§ Work to be completed:
What is needed is each line of the data below that holds the string "screenshot".
*** Recorded data Section Begins ***
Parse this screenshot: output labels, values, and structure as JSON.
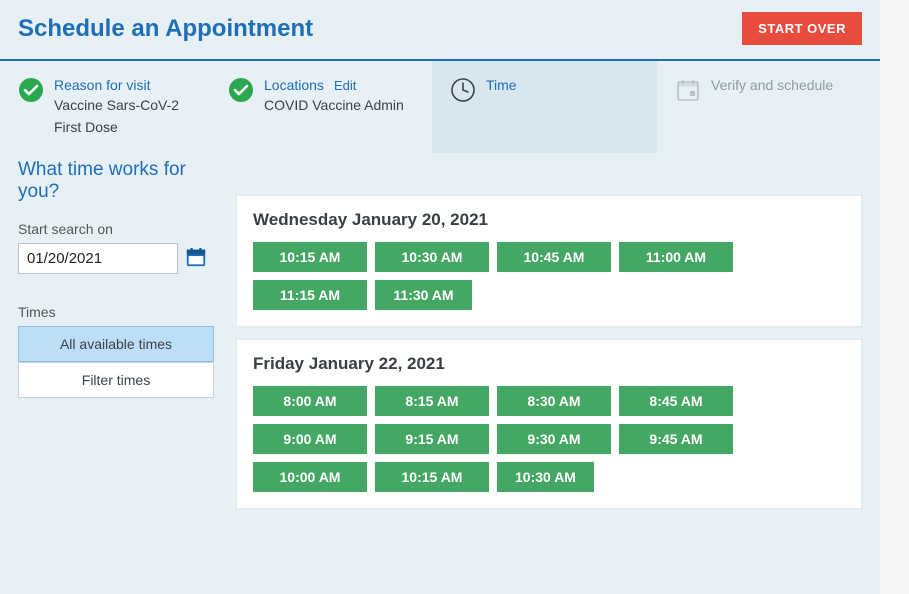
{
  "header": {
    "title": "Schedule an Appointment",
    "start_over": "START OVER"
  },
  "stepper": {
    "reason": {
      "title": "Reason for visit",
      "value_line1": "Vaccine Sars-CoV-2",
      "value_line2": "First Dose"
    },
    "locations": {
      "title": "Locations",
      "edit": "Edit",
      "value": "COVID Vaccine Admin"
    },
    "time": {
      "title": "Time"
    },
    "verify": {
      "title": "Verify and schedule"
    }
  },
  "sidebar": {
    "prompt": "What time works for you?",
    "search_label": "Start search on",
    "date_value": "01/20/2021",
    "times_label": "Times",
    "opt_all": "All available times",
    "opt_filter": "Filter times"
  },
  "results": {
    "days": [
      {
        "heading": "Wednesday January 20, 2021",
        "slots": [
          "10:15 AM",
          "10:30 AM",
          "10:45 AM",
          "11:00 AM",
          "11:15 AM",
          "11:30 AM"
        ]
      },
      {
        "heading": "Friday January 22, 2021",
        "slots": [
          "8:00 AM",
          "8:15 AM",
          "8:30 AM",
          "8:45 AM",
          "9:00 AM",
          "9:15 AM",
          "9:30 AM",
          "9:45 AM",
          "10:00 AM",
          "10:15 AM",
          "10:30 AM"
        ]
      }
    ]
  }
}
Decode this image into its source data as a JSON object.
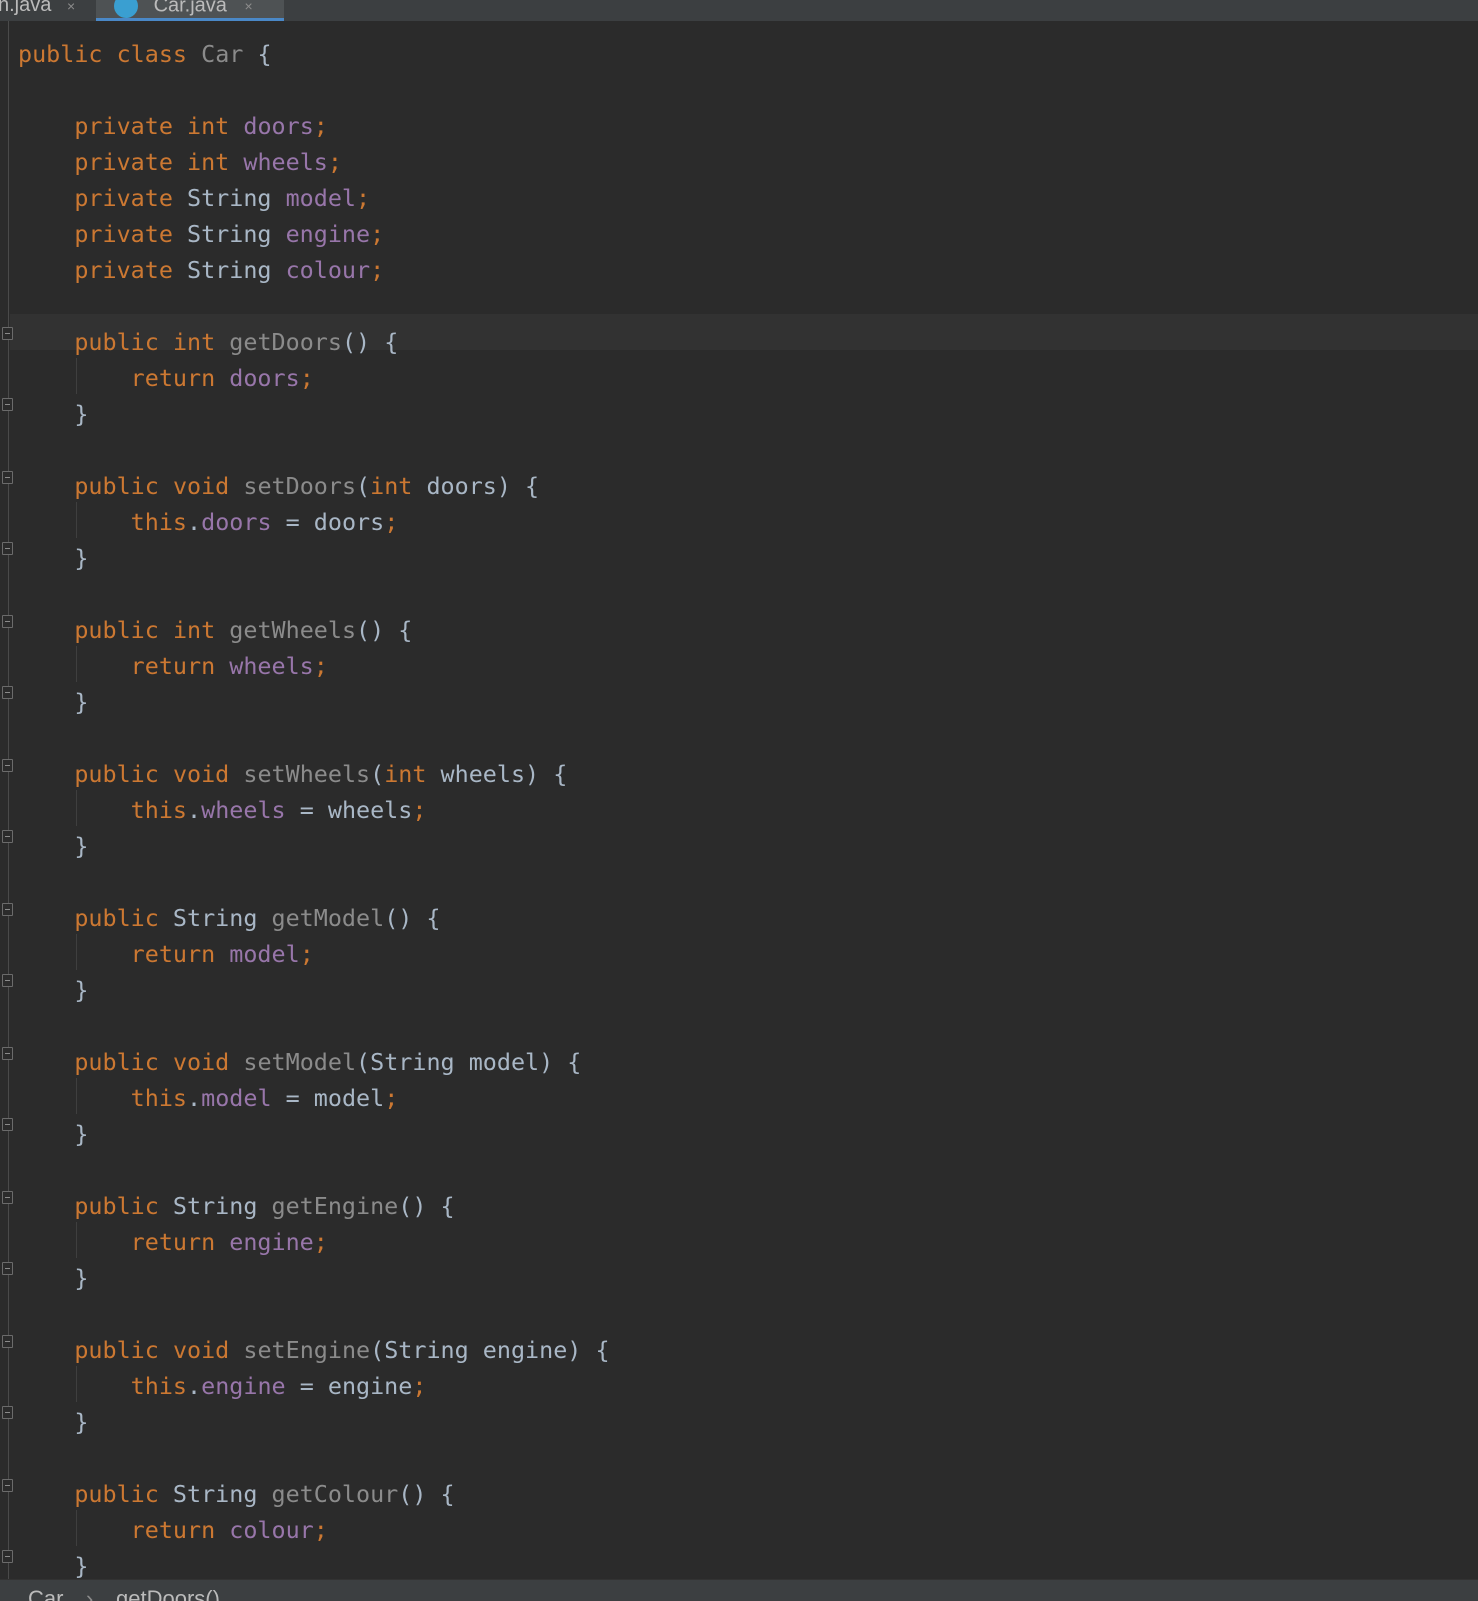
{
  "tabs": [
    {
      "label": "n.java",
      "close_icon": "×",
      "active": false
    },
    {
      "label": "Car.java",
      "close_icon": "×",
      "active": true
    }
  ],
  "code_lines": [
    [
      {
        "t": "public",
        "c": "kw"
      },
      {
        "t": " "
      },
      {
        "t": "class",
        "c": "kw"
      },
      {
        "t": " "
      },
      {
        "t": "Car",
        "c": "mth"
      },
      {
        "t": " {"
      }
    ],
    [],
    [
      {
        "t": "    "
      },
      {
        "t": "private",
        "c": "kw"
      },
      {
        "t": " "
      },
      {
        "t": "int",
        "c": "kw"
      },
      {
        "t": " "
      },
      {
        "t": "doors",
        "c": "fld"
      },
      {
        "t": ";",
        "c": "kw"
      }
    ],
    [
      {
        "t": "    "
      },
      {
        "t": "private",
        "c": "kw"
      },
      {
        "t": " "
      },
      {
        "t": "int",
        "c": "kw"
      },
      {
        "t": " "
      },
      {
        "t": "wheels",
        "c": "fld"
      },
      {
        "t": ";",
        "c": "kw"
      }
    ],
    [
      {
        "t": "    "
      },
      {
        "t": "private",
        "c": "kw"
      },
      {
        "t": " String "
      },
      {
        "t": "model",
        "c": "fld"
      },
      {
        "t": ";",
        "c": "kw"
      }
    ],
    [
      {
        "t": "    "
      },
      {
        "t": "private",
        "c": "kw"
      },
      {
        "t": " String "
      },
      {
        "t": "engine",
        "c": "fld"
      },
      {
        "t": ";",
        "c": "kw"
      }
    ],
    [
      {
        "t": "    "
      },
      {
        "t": "private",
        "c": "kw"
      },
      {
        "t": " String "
      },
      {
        "t": "colour",
        "c": "fld"
      },
      {
        "t": ";",
        "c": "kw"
      }
    ],
    [],
    [
      {
        "t": "    "
      },
      {
        "t": "public",
        "c": "kw"
      },
      {
        "t": " "
      },
      {
        "t": "int",
        "c": "kw"
      },
      {
        "t": " "
      },
      {
        "t": "getDoors",
        "c": "mth"
      },
      {
        "t": "() {"
      }
    ],
    [
      {
        "t": "        "
      },
      {
        "t": "return",
        "c": "kw"
      },
      {
        "t": " "
      },
      {
        "t": "doors",
        "c": "fld"
      },
      {
        "t": ";",
        "c": "kw"
      }
    ],
    [
      {
        "t": "    }"
      }
    ],
    [],
    [
      {
        "t": "    "
      },
      {
        "t": "public",
        "c": "kw"
      },
      {
        "t": " "
      },
      {
        "t": "void",
        "c": "kw"
      },
      {
        "t": " "
      },
      {
        "t": "setDoors",
        "c": "mth"
      },
      {
        "t": "("
      },
      {
        "t": "int",
        "c": "kw"
      },
      {
        "t": " doors) {"
      }
    ],
    [
      {
        "t": "        "
      },
      {
        "t": "this",
        "c": "kw"
      },
      {
        "t": "."
      },
      {
        "t": "doors",
        "c": "fld"
      },
      {
        "t": " = doors"
      },
      {
        "t": ";",
        "c": "kw"
      }
    ],
    [
      {
        "t": "    }"
      }
    ],
    [],
    [
      {
        "t": "    "
      },
      {
        "t": "public",
        "c": "kw"
      },
      {
        "t": " "
      },
      {
        "t": "int",
        "c": "kw"
      },
      {
        "t": " "
      },
      {
        "t": "getWheels",
        "c": "mth"
      },
      {
        "t": "() {"
      }
    ],
    [
      {
        "t": "        "
      },
      {
        "t": "return",
        "c": "kw"
      },
      {
        "t": " "
      },
      {
        "t": "wheels",
        "c": "fld"
      },
      {
        "t": ";",
        "c": "kw"
      }
    ],
    [
      {
        "t": "    }"
      }
    ],
    [],
    [
      {
        "t": "    "
      },
      {
        "t": "public",
        "c": "kw"
      },
      {
        "t": " "
      },
      {
        "t": "void",
        "c": "kw"
      },
      {
        "t": " "
      },
      {
        "t": "setWheels",
        "c": "mth"
      },
      {
        "t": "("
      },
      {
        "t": "int",
        "c": "kw"
      },
      {
        "t": " wheels) {"
      }
    ],
    [
      {
        "t": "        "
      },
      {
        "t": "this",
        "c": "kw"
      },
      {
        "t": "."
      },
      {
        "t": "wheels",
        "c": "fld"
      },
      {
        "t": " = wheels"
      },
      {
        "t": ";",
        "c": "kw"
      }
    ],
    [
      {
        "t": "    }"
      }
    ],
    [],
    [
      {
        "t": "    "
      },
      {
        "t": "public",
        "c": "kw"
      },
      {
        "t": " String "
      },
      {
        "t": "getModel",
        "c": "mth"
      },
      {
        "t": "() {"
      }
    ],
    [
      {
        "t": "        "
      },
      {
        "t": "return",
        "c": "kw"
      },
      {
        "t": " "
      },
      {
        "t": "model",
        "c": "fld"
      },
      {
        "t": ";",
        "c": "kw"
      }
    ],
    [
      {
        "t": "    }"
      }
    ],
    [],
    [
      {
        "t": "    "
      },
      {
        "t": "public",
        "c": "kw"
      },
      {
        "t": " "
      },
      {
        "t": "void",
        "c": "kw"
      },
      {
        "t": " "
      },
      {
        "t": "setModel",
        "c": "mth"
      },
      {
        "t": "(String model) {"
      }
    ],
    [
      {
        "t": "        "
      },
      {
        "t": "this",
        "c": "kw"
      },
      {
        "t": "."
      },
      {
        "t": "model",
        "c": "fld"
      },
      {
        "t": " = model"
      },
      {
        "t": ";",
        "c": "kw"
      }
    ],
    [
      {
        "t": "    }"
      }
    ],
    [],
    [
      {
        "t": "    "
      },
      {
        "t": "public",
        "c": "kw"
      },
      {
        "t": " String "
      },
      {
        "t": "getEngine",
        "c": "mth"
      },
      {
        "t": "() {"
      }
    ],
    [
      {
        "t": "        "
      },
      {
        "t": "return",
        "c": "kw"
      },
      {
        "t": " "
      },
      {
        "t": "engine",
        "c": "fld"
      },
      {
        "t": ";",
        "c": "kw"
      }
    ],
    [
      {
        "t": "    }"
      }
    ],
    [],
    [
      {
        "t": "    "
      },
      {
        "t": "public",
        "c": "kw"
      },
      {
        "t": " "
      },
      {
        "t": "void",
        "c": "kw"
      },
      {
        "t": " "
      },
      {
        "t": "setEngine",
        "c": "mth"
      },
      {
        "t": "(String engine) {"
      }
    ],
    [
      {
        "t": "        "
      },
      {
        "t": "this",
        "c": "kw"
      },
      {
        "t": "."
      },
      {
        "t": "engine",
        "c": "fld"
      },
      {
        "t": " = engine"
      },
      {
        "t": ";",
        "c": "kw"
      }
    ],
    [
      {
        "t": "    }"
      }
    ],
    [],
    [
      {
        "t": "    "
      },
      {
        "t": "public",
        "c": "kw"
      },
      {
        "t": " String "
      },
      {
        "t": "getColour",
        "c": "mth"
      },
      {
        "t": "() {"
      }
    ],
    [
      {
        "t": "        "
      },
      {
        "t": "return",
        "c": "kw"
      },
      {
        "t": " "
      },
      {
        "t": "colour",
        "c": "fld"
      },
      {
        "t": ";",
        "c": "kw"
      }
    ],
    [
      {
        "t": "    }"
      }
    ]
  ],
  "breadcrumb": {
    "items": [
      "Car",
      "getDoors()"
    ],
    "separator": "›"
  },
  "colors": {
    "keyword": "#cc7832",
    "field": "#9876aa",
    "method_declaration": "#8b8b8b",
    "default_text": "#a9b7c6",
    "editor_background": "#2b2b2b",
    "current_line": "#323232",
    "tab_accent": "#4a88c7"
  }
}
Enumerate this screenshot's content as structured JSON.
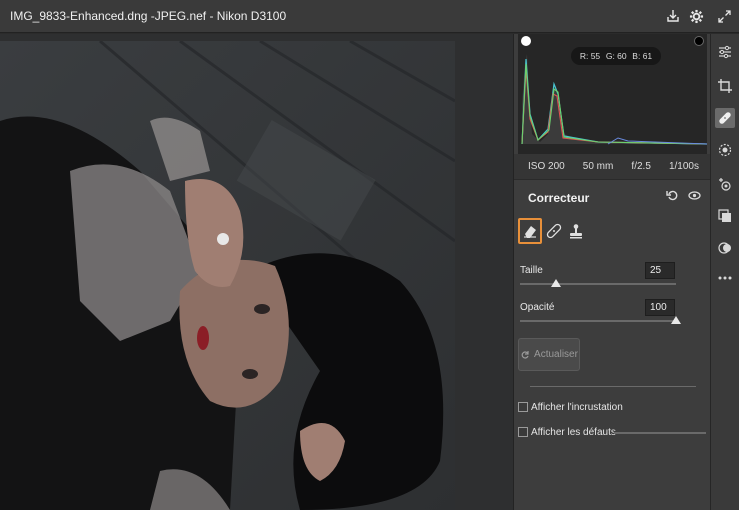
{
  "titlebar": {
    "title": "IMG_9833-Enhanced.dng -JPEG.nef  -  Nikon D3100",
    "icons": [
      "save-icon",
      "gear-icon",
      "expand-icon"
    ]
  },
  "histogram": {
    "r_label": "R: 55",
    "g_label": "G: 60",
    "b_label": "B: 61"
  },
  "exif": {
    "iso": "ISO 200",
    "focal": "50 mm",
    "aperture": "f/2.5",
    "shutter": "1/100s"
  },
  "section": {
    "title": "Correcteur",
    "tools": [
      "eraser-icon",
      "bandage-icon",
      "stamp-icon"
    ],
    "size_label": "Taille",
    "size_value": "25",
    "size_fraction": 0.23,
    "opacity_label": "Opacité",
    "opacity_value": "100",
    "opacity_fraction": 1.0,
    "refresh_label": "Actualiser",
    "overlay_label": "Afficher l'incrustation",
    "defects_label": "Afficher les défauts"
  },
  "rail_icons": [
    "sliders-icon",
    "crop-icon",
    "bandage-icon",
    "mask-icon",
    "redeye-icon",
    "layers-icon",
    "presets-icon",
    "more-icon"
  ],
  "colors": {
    "accent": "#e8903a"
  }
}
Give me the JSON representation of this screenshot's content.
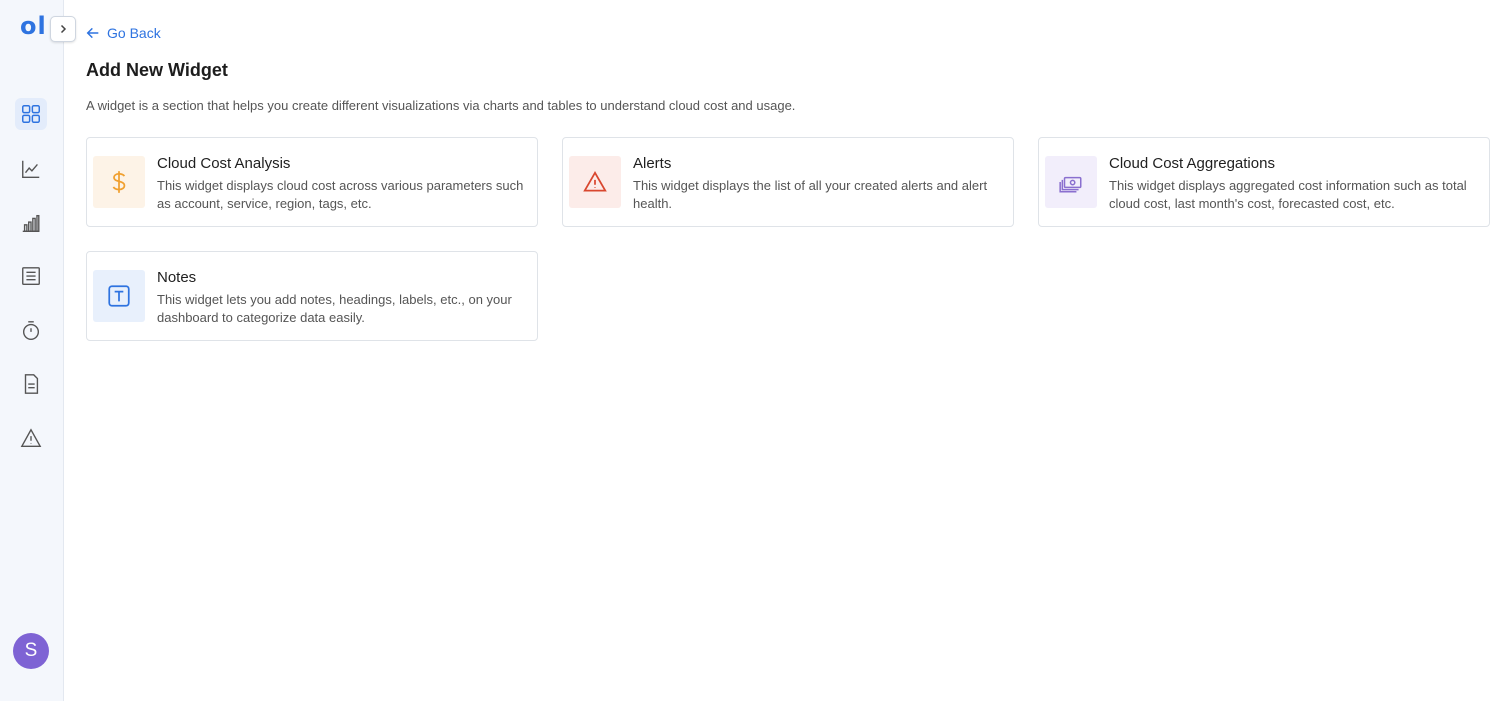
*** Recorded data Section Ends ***
§ Reply to the exercise:
Parse this screenshot: output labels, values, and structure as JSON.
Enumerate this screenshot's content as structured JSON.
Give me the JSON representation of this screenshot's content.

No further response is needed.